Hamas on Saturday night rejected an Egyptian proposal for a long-term ceasefire with Israel. Spokesman Osama Hamdan said Israel must either accepts its demands — including for a lifting of the security blockade on Gaza — or face “a war of attrition.” At the same time, Hamas’s military wing in Gaza declared, “We are continuing our struggle.”
Israel has not formally responded to the Egyptian proposal — an 11-point proposal that was leaked to the press Friday. Israel’s Channel 10 said, however, that Israel was not prepared to dilute its security demands as would be required under the Egyptian proposal.
The Egyptian proposal speaks of lifting the Israeli and Egyptian security blockade on Gaza, but any such easing of restrictions would apparently be overseen by Israeli and Egyptian forces on their sides of Gaza’s borders, and by the Palestinian Authority of President Mahmoud Abbas on the Gaza side. The PA would also play a dominant role in the reconstruction of post-conflict Gaza. The Egyptian formula also pushes off negotiations on the opening of a Gaza seaport and airport — key Hamas demands in recent weeks — to a month’s time.
Negotiations on the long-term deal, 40 days after Israel launched Operation Protective Edge against Hamas, were set to resume in Cairo on Sunday morning. It was not clear how Hamas’s declared rejection of the Egyptian terms would affect the planned resumption of talks. A five-day truce agreed by Hamas and Israel is to expire at midnight on Monday.
Abbas on Saturday publicly broke ranks with Hamas, declaring in Ramallah that there was no alternative but to “stick to” the Egyptian proposal.
Earlier, in Qatar, the Hamas political bureau chief Khaled Mashaal, declared that “The Palestinian people will continue their struggle until they end the occupation, the colonization and the siege [on Gaza].”
Mashaal said Hamas was not withdrawing any of its demands, and insisted on the full lifting of the blockade, and the establishment of a Gaza seaport and airport.
Spokesman Hamdan warned earlier that the terror group’s tunnels will be a “strategic threat” to Israel and its rockets will be more precise “next time.”
Israel’s security cabinet met on Friday, but did not release a formal response to the Egyptian proposals. An unnamed cabinet minister was quoted by Ynet late Saturday predicting the negotiations might collapse, and that it was possible that the sides would revert to “quiet in exchange for quiet” — that is, an informal ceasefire. The official said that the Israeli negotiation team will return to Cairo on Sunday — not Saturday as previously reported — to continue the talks.
Another Israeli official was quoted saying that the chances of reaching a long-term ceasefire deal by the end of Monday, when the current truce expires, were very faint.
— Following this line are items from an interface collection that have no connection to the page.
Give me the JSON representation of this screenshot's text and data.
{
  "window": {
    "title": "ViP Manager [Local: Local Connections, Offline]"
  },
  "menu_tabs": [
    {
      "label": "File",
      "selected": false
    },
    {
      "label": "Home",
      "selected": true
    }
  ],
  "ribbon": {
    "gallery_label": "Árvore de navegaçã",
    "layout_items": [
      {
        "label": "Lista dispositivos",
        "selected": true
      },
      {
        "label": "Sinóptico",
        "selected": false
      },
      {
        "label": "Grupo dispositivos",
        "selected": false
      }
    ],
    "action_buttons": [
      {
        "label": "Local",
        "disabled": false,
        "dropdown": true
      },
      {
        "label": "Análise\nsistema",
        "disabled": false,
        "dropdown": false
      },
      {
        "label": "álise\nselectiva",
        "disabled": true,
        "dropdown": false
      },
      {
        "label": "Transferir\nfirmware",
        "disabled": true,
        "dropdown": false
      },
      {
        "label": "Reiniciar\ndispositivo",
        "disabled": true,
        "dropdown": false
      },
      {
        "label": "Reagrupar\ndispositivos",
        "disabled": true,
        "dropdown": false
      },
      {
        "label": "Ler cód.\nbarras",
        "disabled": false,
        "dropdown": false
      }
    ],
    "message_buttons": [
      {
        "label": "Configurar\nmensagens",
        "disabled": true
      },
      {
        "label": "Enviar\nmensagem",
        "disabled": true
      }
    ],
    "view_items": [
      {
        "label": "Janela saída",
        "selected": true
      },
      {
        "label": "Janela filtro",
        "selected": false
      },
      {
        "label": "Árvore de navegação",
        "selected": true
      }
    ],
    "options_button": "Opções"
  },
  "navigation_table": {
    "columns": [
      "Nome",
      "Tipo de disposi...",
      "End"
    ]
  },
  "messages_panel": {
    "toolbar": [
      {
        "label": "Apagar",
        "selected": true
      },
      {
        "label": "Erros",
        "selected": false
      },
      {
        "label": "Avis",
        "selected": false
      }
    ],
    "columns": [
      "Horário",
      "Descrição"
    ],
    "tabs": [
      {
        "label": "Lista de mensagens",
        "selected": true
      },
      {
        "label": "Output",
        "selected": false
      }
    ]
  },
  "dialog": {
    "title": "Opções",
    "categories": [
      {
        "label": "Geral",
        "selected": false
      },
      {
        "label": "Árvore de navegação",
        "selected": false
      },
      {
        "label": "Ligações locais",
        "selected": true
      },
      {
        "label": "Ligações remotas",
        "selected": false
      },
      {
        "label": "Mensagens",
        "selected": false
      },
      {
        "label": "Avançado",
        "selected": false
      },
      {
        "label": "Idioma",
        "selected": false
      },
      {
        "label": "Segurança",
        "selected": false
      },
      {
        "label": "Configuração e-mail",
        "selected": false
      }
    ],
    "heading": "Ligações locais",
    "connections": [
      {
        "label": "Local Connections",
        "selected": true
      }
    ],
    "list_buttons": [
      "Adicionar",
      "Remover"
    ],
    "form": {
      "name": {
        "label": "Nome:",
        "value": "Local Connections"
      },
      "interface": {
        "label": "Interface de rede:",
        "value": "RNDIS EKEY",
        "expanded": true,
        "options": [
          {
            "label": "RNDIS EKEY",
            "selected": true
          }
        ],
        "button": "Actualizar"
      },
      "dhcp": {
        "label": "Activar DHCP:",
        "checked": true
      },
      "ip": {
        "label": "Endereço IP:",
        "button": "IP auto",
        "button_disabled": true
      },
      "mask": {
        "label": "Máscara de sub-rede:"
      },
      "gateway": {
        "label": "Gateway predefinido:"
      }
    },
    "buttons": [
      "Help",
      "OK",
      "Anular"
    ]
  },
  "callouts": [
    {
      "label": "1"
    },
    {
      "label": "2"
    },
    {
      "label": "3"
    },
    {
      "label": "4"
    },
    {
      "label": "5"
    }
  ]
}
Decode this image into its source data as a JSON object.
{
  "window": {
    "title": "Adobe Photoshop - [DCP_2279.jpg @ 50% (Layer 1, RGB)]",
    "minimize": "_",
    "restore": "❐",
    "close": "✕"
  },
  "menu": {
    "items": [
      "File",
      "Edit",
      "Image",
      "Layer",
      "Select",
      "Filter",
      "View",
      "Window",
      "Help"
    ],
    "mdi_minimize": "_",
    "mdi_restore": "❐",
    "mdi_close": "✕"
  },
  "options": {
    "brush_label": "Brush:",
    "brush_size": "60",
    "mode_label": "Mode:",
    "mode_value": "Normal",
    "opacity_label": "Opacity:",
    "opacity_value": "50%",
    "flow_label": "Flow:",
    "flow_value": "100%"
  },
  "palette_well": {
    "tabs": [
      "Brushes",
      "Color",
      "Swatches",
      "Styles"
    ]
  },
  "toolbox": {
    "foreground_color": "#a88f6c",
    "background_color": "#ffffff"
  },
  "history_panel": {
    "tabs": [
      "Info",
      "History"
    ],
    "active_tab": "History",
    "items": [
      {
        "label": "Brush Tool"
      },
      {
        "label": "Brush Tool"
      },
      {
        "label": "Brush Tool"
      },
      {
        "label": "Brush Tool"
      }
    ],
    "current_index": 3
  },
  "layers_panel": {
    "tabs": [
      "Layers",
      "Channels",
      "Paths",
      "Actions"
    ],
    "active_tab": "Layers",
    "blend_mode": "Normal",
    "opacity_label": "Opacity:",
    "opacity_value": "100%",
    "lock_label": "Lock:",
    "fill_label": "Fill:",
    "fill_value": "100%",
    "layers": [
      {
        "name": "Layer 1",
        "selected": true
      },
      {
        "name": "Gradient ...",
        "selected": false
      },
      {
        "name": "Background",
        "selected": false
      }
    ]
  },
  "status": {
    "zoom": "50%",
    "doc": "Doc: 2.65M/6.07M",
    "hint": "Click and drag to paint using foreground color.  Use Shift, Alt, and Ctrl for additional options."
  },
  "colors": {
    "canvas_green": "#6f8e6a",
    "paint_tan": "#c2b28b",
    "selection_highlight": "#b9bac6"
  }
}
Consequently, he said, according to the Walla news site, the government is considering a unilateral move to ease some restrictions on access to the Gaza Strip and provide its residents with funds for rebuilding.
Israel and Egypt imposed the blockade after Hamas seized control of Gaza from Abbas in 2007, and maintain it in order to prevent Hamas importing more weaponry. Israel has pushed for Hamas to disarm and for a lifting of the blockade to be tied to the demilitarizing of Hamas, designated a terrorist group by Israel, the US and others. Hamas has rejected the notion.
The first two clauses of the Egyptian proposal call for Israel as well as all Palestinian factions in the Gaza Strip to mutually halt all cross border attacks — by land, air or sea. Construction of tunnels into Israel must be stopped at once, the Egyptian document also demands. Israel has repeatedly accepted previous Egyptian proposals for an unconditional ceasefire; Hamas has repeatedly rejected them.
Negotiations about handing over the remains of two dead Israeli soldiers in exchange for the release of Palestinian prisoners in Israeli jails would also be postponed, according to the document.
The European Union on Friday said it was ready to expand a police mission in Rafah, on the border with Egypt, and train Palestinian Authority customs personnel and police for redeployment in Gaza.
The EU also said a durable ceasefire must be accompanied by lifting closures on Gaza and called on “all terrorist groups” in the territory to disarm. Israel welcomed that call.
Almost 2,000 people have been killed in Gaza in the past 40 days of fighting. Israel says 750-1,000 of the dead are Hamas and other gunmen. It also blames Hamas for all civilian fatalities, since Hamas set up its rocket-launchers, tunnel openings and other elements of its war machine in Gaza neighborhoods and uses Gazans as “human shields.”
Israel has lost 64 soldiers and three civilians in the fighting. Eleven of the soldiers were killed by Hamas gunmen emerging from cross-border tunnels dug under the Israeli border. Hamas has fired over 3,000 rockets at Israel, including some 600 from close to schools, mosques and other civilian facilities, the Israeli army says.
AFP and AP contributed to this report.